Website and app data records
▼▼▼
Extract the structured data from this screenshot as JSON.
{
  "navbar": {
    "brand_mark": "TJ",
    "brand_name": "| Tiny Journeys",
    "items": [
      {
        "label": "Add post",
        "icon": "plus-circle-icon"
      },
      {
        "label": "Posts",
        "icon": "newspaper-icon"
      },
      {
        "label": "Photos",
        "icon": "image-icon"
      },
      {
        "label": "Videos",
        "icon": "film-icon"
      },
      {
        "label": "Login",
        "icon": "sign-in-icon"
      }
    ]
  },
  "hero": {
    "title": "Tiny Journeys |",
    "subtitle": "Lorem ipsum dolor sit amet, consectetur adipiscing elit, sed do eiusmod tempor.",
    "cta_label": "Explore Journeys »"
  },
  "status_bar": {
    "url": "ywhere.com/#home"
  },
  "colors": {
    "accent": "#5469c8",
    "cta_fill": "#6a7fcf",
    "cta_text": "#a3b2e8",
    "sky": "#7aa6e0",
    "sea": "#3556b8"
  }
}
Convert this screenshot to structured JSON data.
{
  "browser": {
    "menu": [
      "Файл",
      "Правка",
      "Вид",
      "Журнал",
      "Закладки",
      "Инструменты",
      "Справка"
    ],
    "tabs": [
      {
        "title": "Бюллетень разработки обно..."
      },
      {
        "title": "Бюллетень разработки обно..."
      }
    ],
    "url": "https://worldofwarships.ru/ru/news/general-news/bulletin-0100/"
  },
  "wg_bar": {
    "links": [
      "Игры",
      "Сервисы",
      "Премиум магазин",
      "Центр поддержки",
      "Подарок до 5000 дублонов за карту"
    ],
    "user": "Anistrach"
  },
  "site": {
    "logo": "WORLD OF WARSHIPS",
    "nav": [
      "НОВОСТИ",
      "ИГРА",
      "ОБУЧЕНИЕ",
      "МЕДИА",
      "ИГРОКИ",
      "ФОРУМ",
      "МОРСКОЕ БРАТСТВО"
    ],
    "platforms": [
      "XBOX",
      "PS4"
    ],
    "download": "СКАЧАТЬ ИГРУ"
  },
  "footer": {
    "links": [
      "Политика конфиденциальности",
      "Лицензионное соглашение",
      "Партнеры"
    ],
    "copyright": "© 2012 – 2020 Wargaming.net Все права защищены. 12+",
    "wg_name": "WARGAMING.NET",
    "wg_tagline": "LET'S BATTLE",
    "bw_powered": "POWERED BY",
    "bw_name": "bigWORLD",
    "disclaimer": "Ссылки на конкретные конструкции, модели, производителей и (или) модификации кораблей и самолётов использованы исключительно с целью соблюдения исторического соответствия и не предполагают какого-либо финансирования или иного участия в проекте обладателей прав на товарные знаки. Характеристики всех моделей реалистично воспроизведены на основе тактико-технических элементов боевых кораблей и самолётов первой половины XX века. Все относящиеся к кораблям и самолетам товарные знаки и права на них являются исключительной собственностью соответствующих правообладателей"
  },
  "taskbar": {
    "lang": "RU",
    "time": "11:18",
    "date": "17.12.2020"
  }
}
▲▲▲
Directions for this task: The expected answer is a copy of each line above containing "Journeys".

Reply:
    "brand_name": "| Tiny Journeys",
    "title": "Tiny Journeys |",
    "cta_label": "Explore Journeys »"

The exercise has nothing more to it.